6 If we say we have fellowship with him and yet we are walking in the darkness, we are lying and are not practicing the truth;
If we say that we have fellowship with him. If we reckon ourselves among his friends, or, in other words, if we profess to be like him: for a profession of religion involves the idea of having fellowship with God, (comp. Notes on ver. 3,) and he who professes that should be like him.
And walk in darkness. Live in sin and error. To ‘walk in darkness’ now commonly denotes to be in doubt about our religious state, in contradistinction from living in the enjoyment of religion. That is not, however, probably the whole idea here. The leading thought is, that if we live in sin, it is a proof that our profession of religion is false.

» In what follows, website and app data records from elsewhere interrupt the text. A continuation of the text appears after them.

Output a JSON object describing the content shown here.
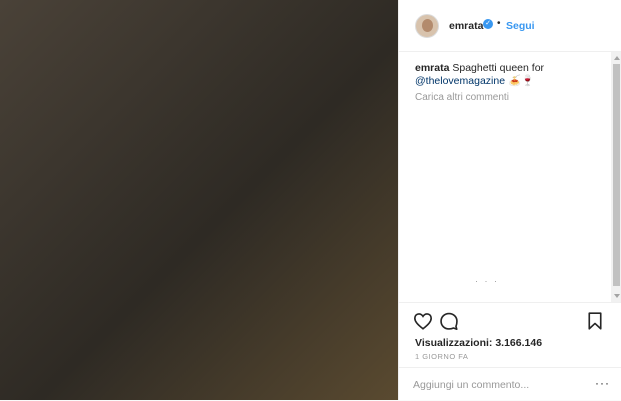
{
  "post": {
    "username": "emrata",
    "follow_label": "Segui",
    "dot": "•",
    "caption": {
      "username": "emrata",
      "text": "Spaghetti queen for",
      "mention": "@thelovemagazine",
      "emoji": "🍝🍷"
    },
    "load_more_label": "Carica altri commenti",
    "loading_indicator": "· · ·",
    "views_label": "Visualizzazioni: 3.166.146",
    "time_label": "1 GIORNO FA",
    "comment_placeholder": "Aggiungi un commento...",
    "more_label": "···"
  },
  "icons": {
    "verified": "verified-badge-icon",
    "like": "heart-icon",
    "comment": "comment-bubble-icon",
    "save": "bookmark-icon",
    "more": "more-options-icon"
  },
  "colors": {
    "link": "#3897f0",
    "mention": "#003569",
    "muted": "#999999",
    "text": "#262626"
  }
}
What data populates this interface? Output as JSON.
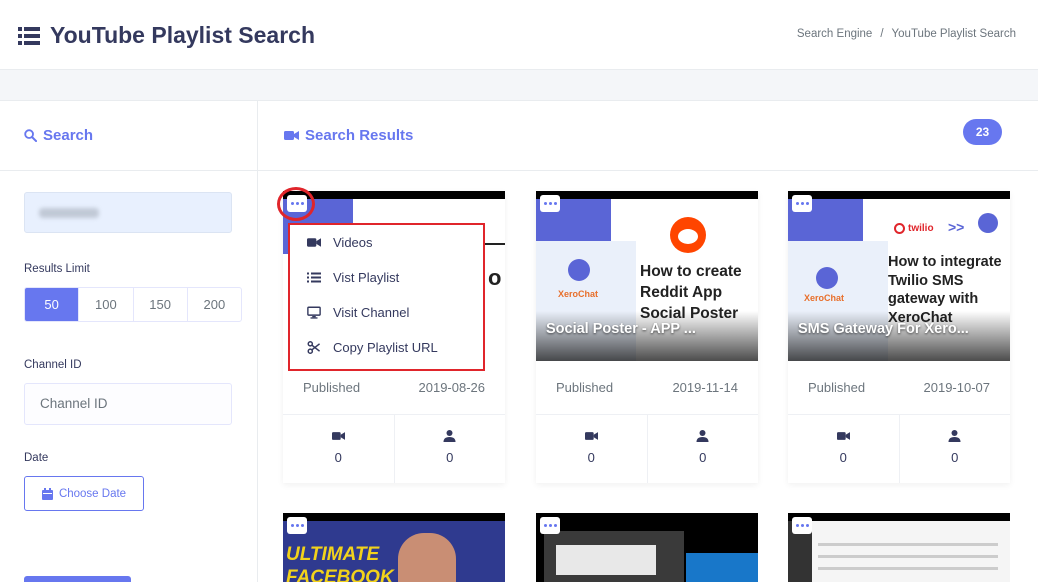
{
  "header": {
    "title": "YouTube Playlist Search",
    "breadcrumb": [
      "Search Engine",
      "YouTube Playlist Search"
    ]
  },
  "search_panel": {
    "title": "Search",
    "results_limit_label": "Results Limit",
    "limits": [
      "50",
      "100",
      "150",
      "200"
    ],
    "active_limit": "50",
    "channel_id_label": "Channel ID",
    "channel_id_placeholder": "Channel ID",
    "date_label": "Date",
    "date_button": "Choose Date"
  },
  "results": {
    "title": "Search Results",
    "count": "23",
    "cards": [
      {
        "title": "",
        "published_label": "Published",
        "date": "2019-08-26",
        "videos": "0",
        "subscribers": "0"
      },
      {
        "title": "Social Poster - APP ...",
        "published_label": "Published",
        "date": "2019-11-14",
        "videos": "0",
        "subscribers": "0",
        "thumb_text": "How to create Reddit App Social Poster",
        "brand": "XeroChat"
      },
      {
        "title": "SMS Gateway For Xero...",
        "published_label": "Published",
        "date": "2019-10-07",
        "videos": "0",
        "subscribers": "0",
        "thumb_text": "How to integrate Twilio SMS gateway with XeroChat",
        "brand": "XeroChat",
        "partner": "twilio"
      }
    ],
    "bottom_thumb_text": "ULTIMATE FACEBOOK"
  },
  "dropdown": {
    "items": [
      "Videos",
      "Vist Playlist",
      "Visit Channel",
      "Copy Playlist URL"
    ]
  },
  "colors": {
    "accent": "#6777ef",
    "highlight": "#e0252b"
  }
}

Desirable as it is to have the comforts of religion, yet it is not always true that they who do not are not true Christians, nor is it true by any means that they intend to deceive the world.
We are lying. We are false professors; we are deceived if we think that we can have fellowship with God, and yet live in the practice of sin. As God is pure, so must we be, if we would be his friends. This does not mean necessarily that they meant to deceive, but that there was an irreconcilable contradiction between a life of sin and fellowship with God.
And are not practicing the truth. Do not act truly. The profession is a false one. Not practicing the truth is to act in accordance with truth; and the expression here means that such a one could not be a Christian, [or is a Christian who has suffered severe spiritual shipwreck]. And yet how many there are who are living in known sin who profess to be Christians! How many whose minds are dark on the whole subject of religion, who have never known anything of the real peace and joy which it imparts, who nevertheless entertain the belief that they are the friends of God and are going to heaven! They trust in a name, in forms, in conformity to external rites, and have never known anything of the internal peace and purity which religion imparts, and in fact have never had any true fellowship with that God who is light, and in whom there is no darkness at all. Religion is light; religion is peace, purity, joy; and though there are cases where for a time a true Christian may be left to darkness, and have no spiritual joy, and be in doubt about his salvation, yet still it is a great truth, that unless we know by personal experience what it is to walk habitually in the light, to have the comforts of religion, and to experience in our own souls the influences which make the heart pure, and which bring us into conformity to the God who is light, we can have no true religion. All else is but a name, which will not avail us on the final day.
By Albert Barnes